Remote Monitoring, Self-Care, and the Rise of Telemedicine
Though Big Data has enabled scientists to monitor and treat health issues at the population level, strides in the utility of mobile health platforms and the precision of artificial intelligence is enabling healthcare to take a more granular, patient-centric approach.
With the Becker Hospital Review reporting that the U.S. will face a shortage of somewhere between 40,800 and 104,900 physicians by 2030, a transition towards remote care powered by telehealth applications is gradually unfolding. With nearly 75% of Americans willing to attend a telemedicine appointment via video and 60% of physicians willing to hold those appointments, 2018 will see over 7 million telehealth users, up from just 350,000 users in 2013.
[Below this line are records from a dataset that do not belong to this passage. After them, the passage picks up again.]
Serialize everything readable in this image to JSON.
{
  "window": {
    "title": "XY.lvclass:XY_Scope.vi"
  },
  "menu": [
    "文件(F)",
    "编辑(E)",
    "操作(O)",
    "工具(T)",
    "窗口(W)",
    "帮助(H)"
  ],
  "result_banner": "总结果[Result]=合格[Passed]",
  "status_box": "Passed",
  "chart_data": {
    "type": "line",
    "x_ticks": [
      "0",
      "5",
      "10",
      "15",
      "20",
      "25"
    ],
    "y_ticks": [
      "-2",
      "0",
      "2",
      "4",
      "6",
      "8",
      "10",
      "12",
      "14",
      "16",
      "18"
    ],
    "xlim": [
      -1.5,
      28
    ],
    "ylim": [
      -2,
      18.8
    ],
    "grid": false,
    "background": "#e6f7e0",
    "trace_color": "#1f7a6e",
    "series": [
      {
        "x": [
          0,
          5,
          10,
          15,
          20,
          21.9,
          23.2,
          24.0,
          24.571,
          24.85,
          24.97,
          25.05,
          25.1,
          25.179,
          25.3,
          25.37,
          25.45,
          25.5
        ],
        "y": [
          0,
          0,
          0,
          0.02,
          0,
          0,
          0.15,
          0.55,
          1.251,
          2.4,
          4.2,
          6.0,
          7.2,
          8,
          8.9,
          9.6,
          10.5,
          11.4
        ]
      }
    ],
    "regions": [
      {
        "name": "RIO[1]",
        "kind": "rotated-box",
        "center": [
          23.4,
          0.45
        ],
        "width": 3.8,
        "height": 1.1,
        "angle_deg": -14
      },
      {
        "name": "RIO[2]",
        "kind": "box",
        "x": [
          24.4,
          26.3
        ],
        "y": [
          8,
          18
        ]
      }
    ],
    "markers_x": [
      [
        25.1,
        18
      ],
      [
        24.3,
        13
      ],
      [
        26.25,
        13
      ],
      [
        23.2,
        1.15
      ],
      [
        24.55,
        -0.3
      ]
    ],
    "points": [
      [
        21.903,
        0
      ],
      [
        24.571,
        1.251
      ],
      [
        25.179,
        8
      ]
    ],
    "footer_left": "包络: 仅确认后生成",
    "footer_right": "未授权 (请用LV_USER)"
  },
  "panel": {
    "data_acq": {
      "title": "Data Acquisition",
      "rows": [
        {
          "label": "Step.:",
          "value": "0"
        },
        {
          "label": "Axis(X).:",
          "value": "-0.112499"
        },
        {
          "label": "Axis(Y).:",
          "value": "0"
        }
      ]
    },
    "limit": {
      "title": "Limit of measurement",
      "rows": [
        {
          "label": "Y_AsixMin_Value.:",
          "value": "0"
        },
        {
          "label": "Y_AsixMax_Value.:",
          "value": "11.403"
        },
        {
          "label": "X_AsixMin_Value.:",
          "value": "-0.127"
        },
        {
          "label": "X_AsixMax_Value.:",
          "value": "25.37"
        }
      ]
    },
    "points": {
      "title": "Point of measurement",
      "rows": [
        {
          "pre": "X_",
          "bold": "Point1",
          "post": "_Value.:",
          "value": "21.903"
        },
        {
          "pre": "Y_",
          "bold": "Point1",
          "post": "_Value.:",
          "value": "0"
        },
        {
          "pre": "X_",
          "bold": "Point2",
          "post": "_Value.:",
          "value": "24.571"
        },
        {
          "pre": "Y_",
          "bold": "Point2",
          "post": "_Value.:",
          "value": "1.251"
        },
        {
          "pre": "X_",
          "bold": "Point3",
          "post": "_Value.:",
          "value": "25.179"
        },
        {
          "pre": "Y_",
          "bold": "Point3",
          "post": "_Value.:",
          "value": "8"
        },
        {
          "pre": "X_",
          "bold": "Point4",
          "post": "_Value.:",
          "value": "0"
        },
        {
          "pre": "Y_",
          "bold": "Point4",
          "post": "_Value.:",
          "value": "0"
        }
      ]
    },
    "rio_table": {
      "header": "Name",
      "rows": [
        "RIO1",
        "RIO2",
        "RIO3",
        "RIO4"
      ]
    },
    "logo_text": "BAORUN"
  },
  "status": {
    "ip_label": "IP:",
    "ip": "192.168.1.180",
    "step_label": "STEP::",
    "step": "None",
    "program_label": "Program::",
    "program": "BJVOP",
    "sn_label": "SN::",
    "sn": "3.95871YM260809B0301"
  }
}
In particular, millennials appear to be most interested generation in this type of treatment, according to a 2016 Deloitte Survey of US Health Care Consumers. Despite the screen generation facing higher rates of sleep deprivation, obesity, eye-straining and spinal damage due to posture as a result of a digital childhood, millennials are championing this technology thanks to their familiarity with these tools and the general ease-of-use in having a ‘doctor in your pocket’ as opposed to visiting one physically.
Data sourced from Deloitte Insights ‘Will patients and caregivers embrace technology-enabled health care?’ by Leslie Korenda, Claire Boozer Cruse and Greg Reh.
The Center for Connected Health Policy broadly defines telehealth not as a specific service, rather a collection of means to enhance care and education delivery. As such, there are four primary categories for telehealth use today: live video-conferencing, store-and-forward or asynchronous video, remote patient monitoring (RPM) and mobile health applications.
Categories are to be used depending on the context of the health issue. Below is a breakdown of the number of mHealth apps on the market in terms of their application and the issue they address.
Data sourced from HealthPopuli ‘The Digital Health Gap For High-Cost, High-Need Patients’ by Jane Sarasohn-Kahn.
“Telehealth technologies can increase access to care, improve quality, decrease costs and gain the most efficient use of the skills of health care professionals… Second-opinion services, emergency department express care, virtual intensive care units (ICUs), telestroke with mobile stroke units, telepsychiatry and remote services for postacute care are some examples” reads a new Journal of American Medical Association report.
“Early telehealth focused on minor ailments such as coughs, colds and rashes, but now telehealth is being used in broader applications, such as communicating imaging and laboratory results, changing medication, and most significantly managing more complex chronic disease.”
A recent Deloitte case study reports that remote patient monitoring (RPM) might save the U.S. nearly $200billion across all conditions over the next 25 years. Furthermore, the development of RPM technology is estimated to reduce elder care costs by 25%.
As the technology continuously challenges healthcare customs, new startups are emerging to tackle a variety of addressable issues. Here are some examples of applications either in development or already on the market:
Meet the Players:
VitalConnect has recently secured over eighty million dollars in funding to transform RPM and self-care by offering a non-wired, disposable wearable device that allows both in-hospital and outside patients to provide biometric readings to caregivers.
Researchers in South Korea have been testing a customized contact lens that uses the patient’s tears to measure their glucose levels. Though the technology is a long way from reaching consumers, it shows promise in empowering diabetic patients to better manage their care regimens by using connected smart contacts to put their glucose monitoring on autopilot.
For hospitals, the Genesis Touch device by Honeywell collects biometrics from patients to remotely located providers, and transmits them to a patient management dashboard. The device can host video visits, allow multiple providers access to a patient’s vitals, and can integrate with an oximeter, blood pressure monitor, and precision health scale.
Back at home, MDLive is a mobile app option that connects you with qualified doctors and physicians for common but sometimes troubled needs that can’t wait. MDLive operates 24/7 and charges by the call. They can identify nonemergency diseases and even gave a prescription.
According to a recent Berg Insight report, the fastest-growing market segments for RPM include glucose and air flow monitoring. Interestingly, A NEJM Catalyst Insights Council survey of 340 clinicians and healthcare executives found remote monitoring using wireless devices or wearables (56 percent) was the least effective method of patient engagement followed by insurer-based incentives (53 percent).
Though telehealth is still young and requires further testing to bring on its full potential, its efficacy is evident, as is its necessity moving forward.